BUSINESS

How to borrow $5,000 from 100 creditors

Prosper.com is the place to go when your bank turns you down

JOHN INTINI July 1 2006
BUSINESS

How to borrow $5,000 from 100 creditors

Prosper.com is the place to go when your bank turns you down

JOHN INTINI July 1 2006

How to borrow $5,000 from 100 creditors

BUSINESS

Prosper.com is the place to go when your bank turns you down

JOHN INTINI

Kara Hopkins’ one-carat diamond solitaire is collecting dust in a New York City pawnshop. That’s because in March, she and her husband, Brian, a 30-year-old financial consultant, hawked it for US$4,000 to pay off some of the massive credit card debt they accumulated last fall by putting their entire Jamaican getaway wedding on plastic. Her family, which wasn’t thrilled with her choice in husband, refused to help. Now, months later, and still saddled with debt, Kara desperately wants her ring back (the pawnshop is keeping it in storage until September). “My finger feels naked,” says the 29-year-old Web producer. “But with our credit, I can’t go to a bank for a loan—they’d just laugh at me.”

So the Manhattan couple turned to prosper.com—a unique stranger-to-stranger website (available only to Americans) that links wannabe borrowers with regular people—and offered 15-75 per cent interest to anyone willing to take a chance on them. “It’s a new asset class,” says Chris Larsen, the CEO of Prosper, which launched in February. “It’s a sort of consumer bond.”

Here’s how it works: borrowers (there are always about 1,000 on the site) post how much money they need and the maximum interest rate they’re willing to pay (rates are capped at 29 per cent). Multiple potential lenders then make bids on how much they’d give (usually between $50 and $100), and at what interest rate, to try to win the right to partially fund a loan. The worse a borrower’s credit—ranked in one of eight categories between AA to HR (high-risk)—the higher the interest rate. Listings are posted for up to 10 days; loans, which are paid back over a three-year term, can be no greater than $25,000. “We’re not a one-toone buyer-seller model like eBay,” says Larsen. “It’s a one-to-many model.
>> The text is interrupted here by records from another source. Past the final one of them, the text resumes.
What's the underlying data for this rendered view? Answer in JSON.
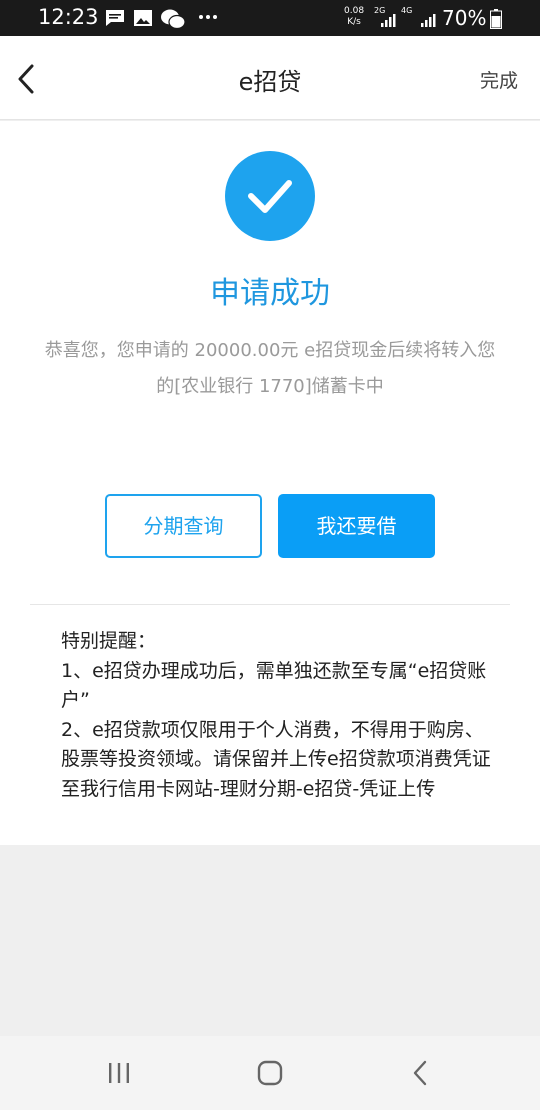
{
  "status_bar": {
    "time": "12:23",
    "net_speed_value": "0.08",
    "net_speed_unit": "K/s",
    "sim1_label": "2G",
    "sim2_label": "4G",
    "battery": "70%"
  },
  "nav": {
    "title": "e招贷",
    "done_label": "完成"
  },
  "result": {
    "title": "申请成功",
    "message_line1": "恭喜您，您申请的 20000.00元 e招贷现金后续将转入您",
    "message_line2": "的[农业银行 1770]储蓄卡中"
  },
  "actions": {
    "installment_query_label": "分期查询",
    "borrow_more_label": "我还要借"
  },
  "notice": {
    "heading": "特别提醒：",
    "item1": "1、e招贷办理成功后，需单独还款至专属“e招贷账户”",
    "item2": "2、e招贷款项仅限用于个人消费，不得用于购房、股票等投资领域。请保留并上传e招贷款项消费凭证至我行信用卡网站-理财分期-e招贷-凭证上传"
  },
  "colors": {
    "accent": "#1ea3ee",
    "primary_button": "#0a9ef6",
    "title_blue": "#1f97df"
  },
  "icons": [
    "message-icon",
    "image-icon",
    "wechat-icon",
    "more-icon",
    "signal-icon",
    "battery-icon",
    "back-arrow-icon",
    "check-icon",
    "recent-apps-icon",
    "home-icon",
    "back-icon"
  ]
}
For lenders it’s safer to make a hundred $50 loans than it is to make one $5,000 loan.”

Just like an online dating site, borrowers post photos of themselves with kids, pets or beat-up old cars to attract attention. (The Hopkinses opted for a wedding pic.) And they can add legitimacy by linking with a group —there are about 1,000 different ones —that has a great repayment record. Prosper runs credit checks, administers all transactions, and sends collection agencies after those who default on loans. It charges borrowers one per cent at closing (lenders are subject to a 0.5 per cent service charge). “We

are the gatekeepers,” says Larsen, who previously ran E-Loan, a Web-based company that funded US$27 billion in loans during his tenure. “We just make sure the people are who they say they are. It’s up to the lenders to decide if they should get money.”
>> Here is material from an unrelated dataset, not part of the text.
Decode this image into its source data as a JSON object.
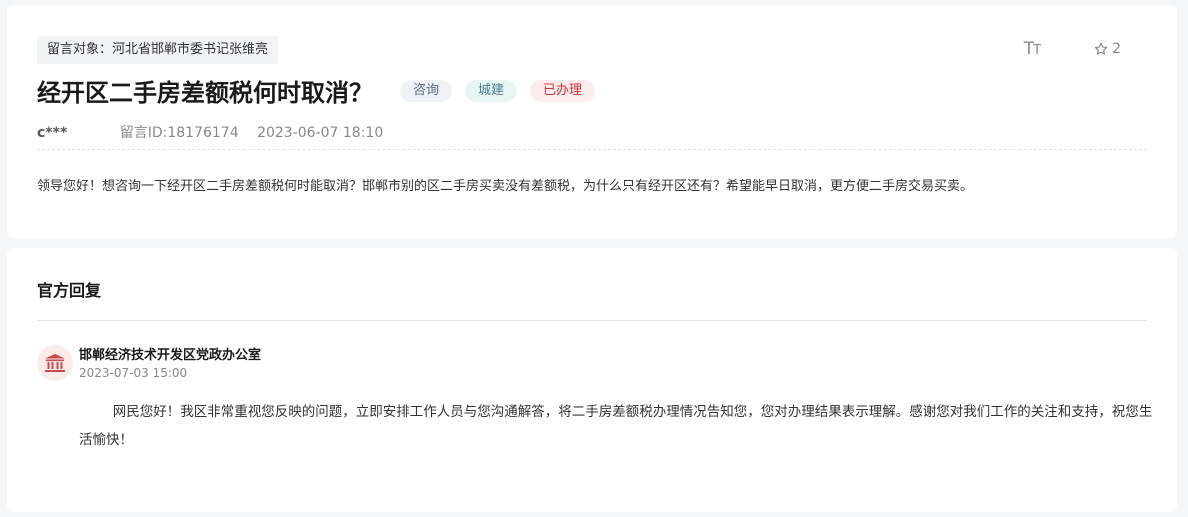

The borrowing needs are wide-ranging: from small business dreams to paying off student debt to covering cosmetic surgery. Michael Johnson (credit rating: AA), a 39year-old from Hollywood, Calif., wants US$8,000 to help bankroll a documentary and is offering to pay 10.5 per cent interest. The site also provides him with a built-in focus group. “If people aren’t willing to give you money,” says Johnson, “it might be a sign.” Last week, the Hopkinses faced that reality when their second attempt on Prosper came up short. For lenders, Kara Hopkins’ reward wasn’t worth the risk. M